There is growing concern in the NT that the Gunner Government may remove the moratorium on fracking. However, rejecting the moratorium would be a grave mistake, and Territorians know this. That’s why we voted for the moratorium in the landslide ALP victory in August 2016.
People may think of fracking as an environmental or industrial issue, but ultimately fracking is an issue of health and wellbeing. Fracking is not safe, and that’s why countries and states around the world – including Victoria – have permanently banned it.
Doctors for the Environment Australia, a medical group of leading health experts including a Nobel laureate and recipients of the Australia of the Year award, recently submitted its response to the NT Inquiry into Hydraulic Fracturing. DEA argued that robust national and international expertise and local knowledge have shown that fracking can be hazardous to health.
This sentiment has been echoed by peak medical body the Australian Medical Association, as well as the United Kingdom’s Chief Scientific Adviser, whose annual report drew a comparison between fracking impacts and past health issues such as exposure to asbestos and tobacco.
People’s health can be affected in many ways throughout the fracking process.
Whether or not to frack is a divisive issue which can potentially damage community and individual health. For example, fracking operations in the Surat Basin in Queensland have left previously cohesive communities fractured.
People dependent on the land through pastoralism, and Aboriginal communities whose ancestral ties span thousands of years, may be put at odds by those who want to use the country for short term financial gain. Rural lifestyles will be upset by the arrival of fly-in-fly-out workers. Health may be affected through stress and rental price escalation, or through contact with contaminated water, air, soil or food. Road traffic accidents are another risk associated with gasfield development.
The work of the Hydraulic Fracking Inquiry panel in framing the diversity of issues that need to be considered is impressive. These include water, land, air, public health, Aboriginal people and their culture, social impacts, and the regulatory framework.
Water is a major concern.
The large quantity of water consumed by fracking- 4 to 22 million litres for each frack – could have profound impacts on natural and human environments. This is especially a concern in NT with our fragile arid zone environments.

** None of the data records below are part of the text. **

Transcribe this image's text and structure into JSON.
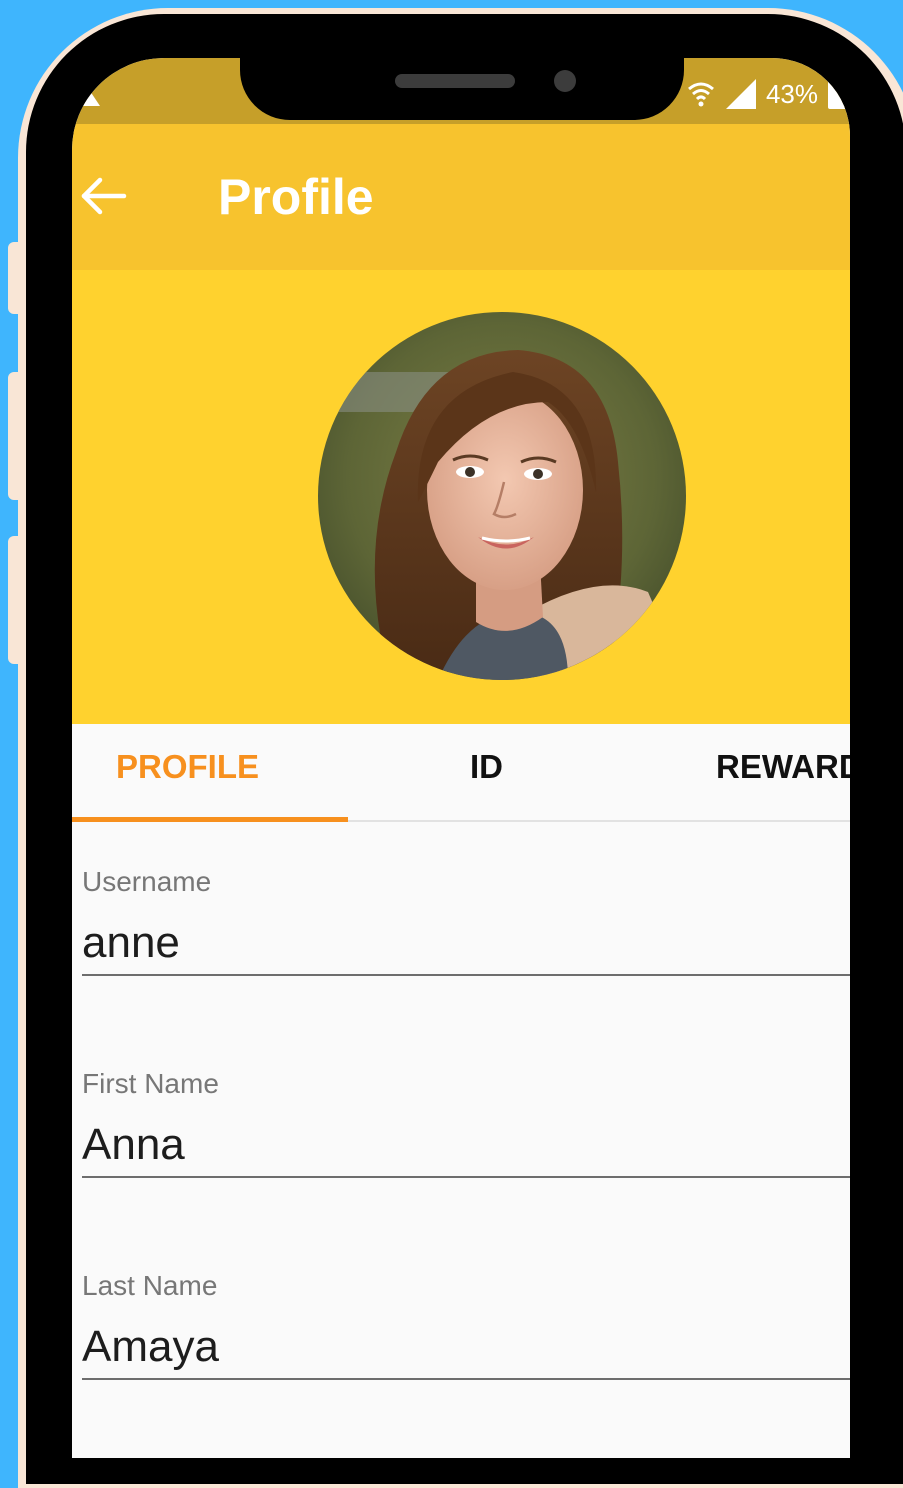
{
  "status_bar": {
    "battery_percent": "43%"
  },
  "app_bar": {
    "title": "Profile"
  },
  "tabs": [
    {
      "label": "PROFILE",
      "active": true
    },
    {
      "label": "ID",
      "active": false
    },
    {
      "label": "REWARD",
      "active": false
    }
  ],
  "fields": [
    {
      "label": "Username",
      "value": "anne"
    },
    {
      "label": "First Name",
      "value": "Anna"
    },
    {
      "label": "Last Name",
      "value": "Amaya"
    }
  ],
  "colors": {
    "background": "#3fb5fd",
    "app_bar": "#f7c32e",
    "header_band": "#ffd22e",
    "status_bar": "#c69f29",
    "tab_active": "#f7901e"
  },
  "icons": {
    "back": "arrow-left-icon",
    "wifi": "wifi-icon",
    "signal": "signal-icon",
    "battery": "battery-icon",
    "status_left": "notification-triangle-icon"
  }
}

Water quality left after fracking is another concern. The fracking process uses multiple chemicals which have not been properly assessed for safety. It can also release naturally occurring chemicals within the shale, including heavy metals such as mercury, lead and arsenic, and radioactive elements such as radium, thorium and uranium. Even common salt can be detrimental in the high concentrations that arise during fracking. Some of the fluids used in fracking return to the surface, and need to be treated or disposed of. Any escape of these into the environment, whether from watercourses, ponds, closed tanks or evaporation ponds can contaminate other water.
The focus on developing a regulatory framework for fracking suggests an underlying anticipation that the government will find a justification to end the moratorium on fracking. This would follow the pattern of the NT Hawke inquiry into fracking in 2013. Hawke concluded that a moratorium was unnecessary. However the CLP government that followed this advice was swept from office, suggesting people disagreed.
No amount of legislation or voluntary code can prevent accidents, flooding and spilling of containment pools, or casing failure, which cause leaks. NT is at particular risk because of our extreme climate. This is may be exacerbated by climate change, with the likelihood of increasing floods and cyclone intensity.
Experience elsewhere demonstrates contamination occurs despite the best efforts of companies and communities. Attempts to draw attention to a leak near Broome were silenced. The NT has a poor record of enforcing regulation, ensuring compensation to affected communities and rehabilitation of sites damaged by extractive industries. Our culture of relaxed attitudes to regulation, and a focus on mateship and relationships could leave future generations at great risk.
Doctors are also particularly concerned about the contribution that fracking for unconventional gas will have on climate change, the greatest threat to public health this century.
Gas extracted through fracking – methane- has as much greenhouse gas per unit energy as coal when the full life cycle is considered. Methane is the second largest greenhouse gas contributor to climate change after CO2. Methane’s global warming potential is more than 86 times that of CO2 over a 20-year period, and 34 times that of CO2over a 100-year period. Gas leakage can occur during the extraction, production, processing, storage, transmission and distribution of natural gas.
How do we best respond to such profound threats to our health and land from fracking?
The precautionary principle urges caution when considering risks to human health and the environment that supports us. Invoking this principle can lead to better health outcomes for the community, economic development that supports rather than places human lives at risk and to striking innovation opportunities. For example, NT has immense capacity for renewable energy, including solar and wind, and it could be a global leader in clean energy technology.
Dr Rosalie Schultz is a Northern Territory GP and public health physician, and a member of Doctors for the Environment Australia
First published in On Line Opinion on 8 May 2017